[caption id="attachment_6648" align="aligncenter" width="600" caption="Lunch time aviation alert. Last days for the Martin Place Cessna!"]
Tamas Calderwood was walking through an unseasonally warm and sodden Martin Place yesterday when he noticed and imaged something novel.
It is a Cessna Skyhawk (172), the latest version of the best selling and most flown aircraft ever, on display as part of a promotion by Aeromil Pacific-Cessna.
Be careful if you step inside the marquee hangar today or tomorrow. Not only will you find a flight simulator in which you can take the 172, with its new 'glass' cockpit and navigational aids up and down Sydney Harbour, and do all sort of illegal things with impunity, but you can also 'lose it' before the lunchtime crowd, even in this almost completely fool proof design of a fantastic light plane.
And hang onto you wallet. Sales people loiter within tent. They will try to charm you out of $3 million for a mini-jet Cessna Mustang, or considerably more than $10 million for something flash in the faster, further and bigger part of the Citation range.
But give me a 172. Take me back, way back.
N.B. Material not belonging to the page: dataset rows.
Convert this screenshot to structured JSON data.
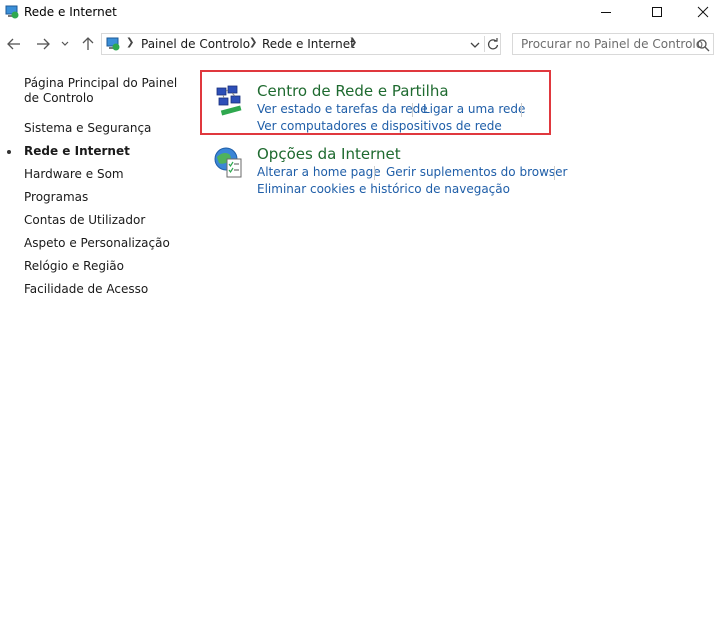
{
  "window": {
    "title": "Rede e Internet",
    "accent": "#e0383e"
  },
  "address": {
    "crumbs": [
      "Painel de Controlo",
      "Rede e Internet"
    ],
    "search_placeholder": "Procurar no Painel de Controlo"
  },
  "sidebar": {
    "items": [
      {
        "label": "Página Principal do Painel de Controlo"
      },
      {
        "label": "Sistema e Segurança"
      },
      {
        "label": "Rede e Internet",
        "current": true
      },
      {
        "label": "Hardware e Som"
      },
      {
        "label": "Programas"
      },
      {
        "label": "Contas de Utilizador"
      },
      {
        "label": "Aspeto e Personalização"
      },
      {
        "label": "Relógio e Região"
      },
      {
        "label": "Facilidade de Acesso"
      }
    ]
  },
  "categories": [
    {
      "title": "Centro de Rede e Partilha",
      "icon": "network-center-icon",
      "links": [
        "Ver estado e tarefas da rede",
        "Ligar a uma rede",
        "Ver computadores e dispositivos de rede"
      ]
    },
    {
      "title": "Opções da Internet",
      "icon": "internet-options-icon",
      "links": [
        "Alterar a home page",
        "Gerir suplementos do browser",
        "Eliminar cookies e histórico de navegação"
      ]
    }
  ]
}
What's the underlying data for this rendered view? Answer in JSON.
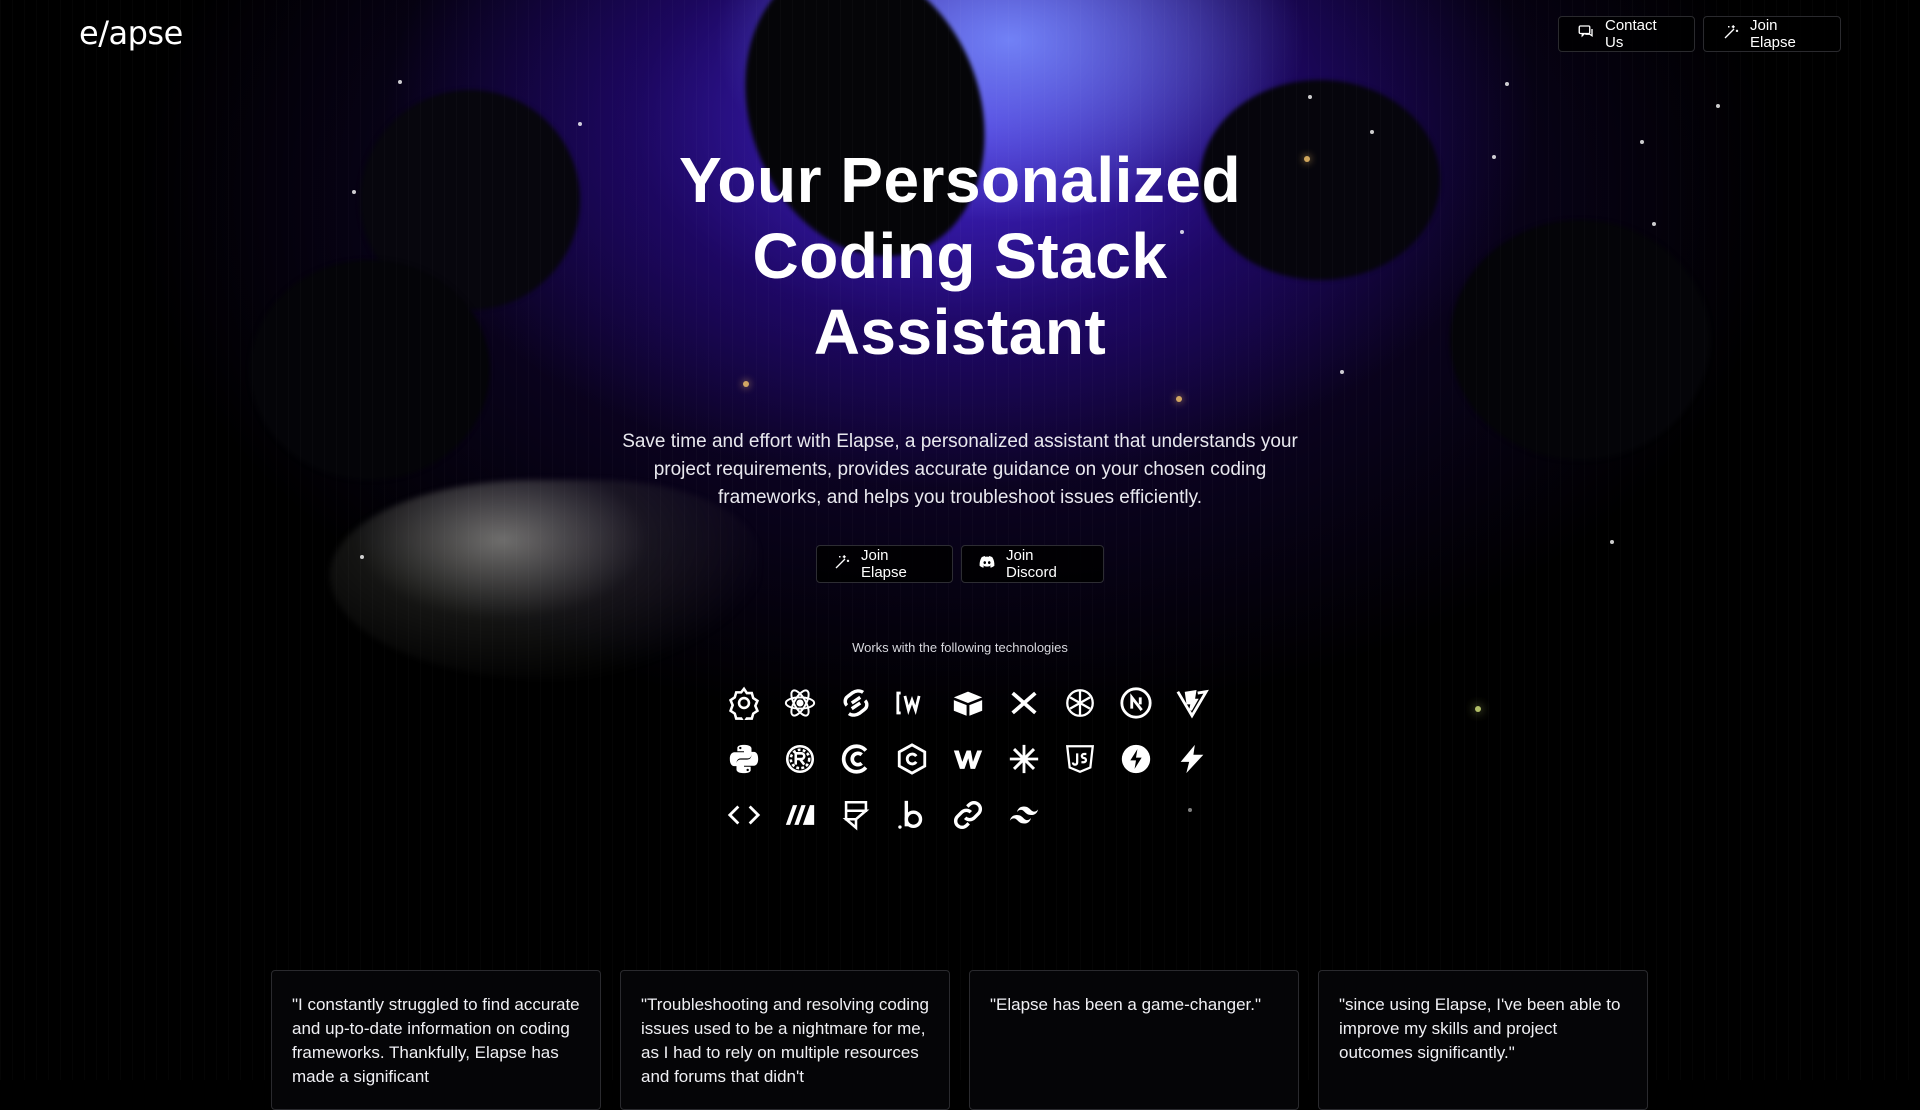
{
  "brand": {
    "logo_text": "e/apse"
  },
  "nav": {
    "contact_label": "Contact Us",
    "contact_icon": "chat-bubbles-icon",
    "join_label": "Join Elapse",
    "join_icon": "magic-wand-icon"
  },
  "hero": {
    "title_line1": "Your Personalized",
    "title_line2": "Coding Stack",
    "title_line3": "Assistant",
    "subtitle": "Save time and effort with Elapse, a personalized assistant that understands your project requirements, provides accurate guidance on your chosen coding frameworks, and helps you troubleshoot issues efficiently.",
    "cta_join_label": "Join Elapse",
    "cta_join_icon": "magic-wand-icon",
    "cta_discord_label": "Join Discord",
    "cta_discord_icon": "discord-icon"
  },
  "technologies": {
    "label": "Works with the following technologies",
    "icons": [
      "openai-gear-icon",
      "react-icon",
      "svelte-icon",
      "windi-icon",
      "prismic-icon",
      "x-icon",
      "openai-icon",
      "nextjs-icon",
      "vite-icon",
      "python-icon",
      "rust-icon",
      "clojure-icon",
      "csharp-icon",
      "webflow-icon",
      "asterisk-icon",
      "javascript-icon",
      "lightning-circle-icon",
      "bolt-icon",
      "code-brackets-icon",
      "mantine-icon",
      "framer-icon",
      "bun-icon",
      "link-icon",
      "tailwind-icon"
    ]
  },
  "testimonials": [
    {
      "text": "\"I constantly struggled to find accurate and up-to-date information on coding frameworks. Thankfully, Elapse has made a significant"
    },
    {
      "text": "\"Troubleshooting and resolving coding issues used to be a nightmare for me, as I had to rely on multiple resources and forums that didn't"
    },
    {
      "text": "\"Elapse has been a game-changer.\""
    },
    {
      "text": "\"since using Elapse, I've been able to improve my skills and project outcomes significantly.\""
    }
  ],
  "colors": {
    "background": "#000000",
    "glow_primary": "#4628dc",
    "glow_highlight": "#788cff",
    "text": "#ffffff",
    "border": "#2a2a2e"
  }
}
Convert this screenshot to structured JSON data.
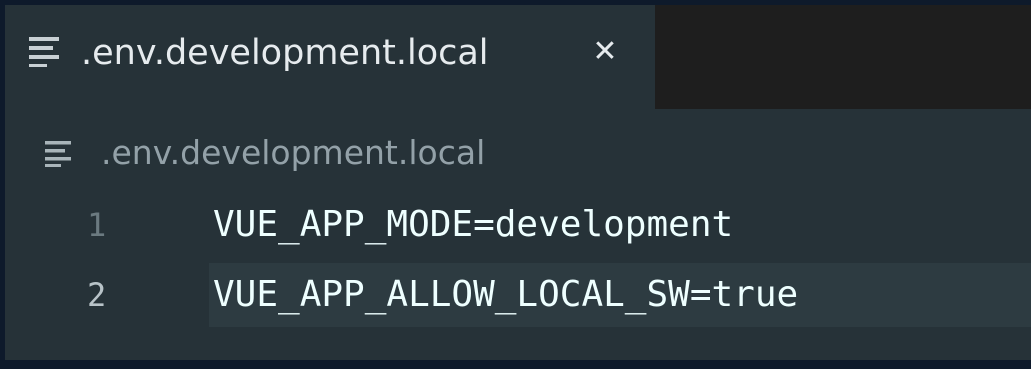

Over the top of Mt Wellington, over incredibly dense forests, on my first Cessna ride from the Cambridge strip into the south-west wilderness of Tasmania, where the serrations of the Eastern and Western Arthurs ranges still held secrets, to a landing on the dazzling white quartzite sands of the unflooded Lake Pedder of the early 60s. Or back to the ski-equipped version that struggled against the added drag to take climbers to the Grand Plateau, Tasman Saddle and Pioneer Hut in NZ in the mid 60s. Amid those who have flown to the places less travelled, who hasn't memories of this superb but simple work horse, the FJ Holden of the skies?
The fun ends tomorrow.